scene: And that leads to concerts where fans want the performance to sound just like the record.

FB: Yeah, that can definitely happen. And in terms of the records themselves, I just think that they lack a little soul. Sometimes they lack a lot of soul. It’s more processed, just like food that is more processed tends to be crappier.

I use the food analogy a lot. There’s nothing wrong with it, there’s nothing wrong with crappy food. I eat crappy food on occasion, there’s nothing wrong with Doritos. But what can I say? A handmade piece of cheese from some little town in the middle of France tastes a hell of a lot better than a bag of Doritos. Let’s face it, there’s no comparison in the quality. I’m not saying that my records are that little artisan cheese compared to, you know, the Doritos that is Creed. I’m making the argument, generally speaking,

scene: So then you must not be to happy with the current trends in the alternative scene, something you helped start with your first band.

FB: I’m not familiar with the alternative scene. I don’t really know what it is — where it is — I assume there is one. But I don’t follow it.

scene: Then what about what people are calling alternative? Like Creed?

FB: Well, I don’t really consider that to be alternative. To me that’s extremely, you know, mainstream kind of music. It’s kind of like, I don’t know, heavy metal with baseball hats. I don’t really follow contemporary releases. There’s a few things I’ve heard here and there, but I kind of listen to records that are older because — well, because I’m older and grouchier. I don’t have time for the youngsters and their dabbling.

scene: I’ve read that you still kick around some old Pixies tunes in your live shows. Still doing that?

FB: We do perform usually a few Pixies numbers, yeah.

scene: When the Stones were on the Voodoo Lounge tour, they talked about their older songs as “ancient.” Any feelings like that? Like you’d rather play the new stuff?

FB: Well, songs fall in and out of favor from your past, you don’t always want to play certain songs because maybe you played already a lot a couple years ago. You kind of put ’em on vacation and dust off other songs, it kind of changes around.

But obviously newer songs don’t require dusting off. They’re not dusty yet. So you tend to want to play a lot of that stuff instead of the golden oldies.

scene: Doing any dusting off on this tour?

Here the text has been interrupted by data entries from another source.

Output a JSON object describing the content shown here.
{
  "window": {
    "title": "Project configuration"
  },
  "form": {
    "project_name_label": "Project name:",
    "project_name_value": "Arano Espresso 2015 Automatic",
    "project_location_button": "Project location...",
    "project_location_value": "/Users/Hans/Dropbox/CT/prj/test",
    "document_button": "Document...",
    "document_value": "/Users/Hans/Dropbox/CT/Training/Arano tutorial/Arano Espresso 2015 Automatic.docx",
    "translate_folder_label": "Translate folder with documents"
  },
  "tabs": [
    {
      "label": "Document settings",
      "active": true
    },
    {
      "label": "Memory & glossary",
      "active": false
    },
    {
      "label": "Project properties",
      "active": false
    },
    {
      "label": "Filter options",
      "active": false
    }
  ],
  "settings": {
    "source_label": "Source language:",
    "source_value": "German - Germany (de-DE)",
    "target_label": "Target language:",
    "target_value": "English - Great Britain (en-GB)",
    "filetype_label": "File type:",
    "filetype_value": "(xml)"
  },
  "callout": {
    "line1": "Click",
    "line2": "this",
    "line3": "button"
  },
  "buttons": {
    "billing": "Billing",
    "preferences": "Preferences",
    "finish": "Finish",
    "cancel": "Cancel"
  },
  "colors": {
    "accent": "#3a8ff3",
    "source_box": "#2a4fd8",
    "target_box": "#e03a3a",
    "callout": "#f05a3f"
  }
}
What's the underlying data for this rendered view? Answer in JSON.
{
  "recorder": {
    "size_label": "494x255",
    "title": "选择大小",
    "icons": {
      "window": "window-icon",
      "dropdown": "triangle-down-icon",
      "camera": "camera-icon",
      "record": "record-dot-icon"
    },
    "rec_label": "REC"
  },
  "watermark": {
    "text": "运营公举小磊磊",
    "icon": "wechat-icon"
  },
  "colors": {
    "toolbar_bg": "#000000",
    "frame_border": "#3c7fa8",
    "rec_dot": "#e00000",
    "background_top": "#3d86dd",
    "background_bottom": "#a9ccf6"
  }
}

FB: Yeah, we’ve dusted off some that we haven’t done for a few years. Stuff off Teenager of the Year, a couple Pixies songs I haven’t done for awhile.

scene: Which ones?

FB: Ah, well, you’ll have to see. I don’t want to give it away.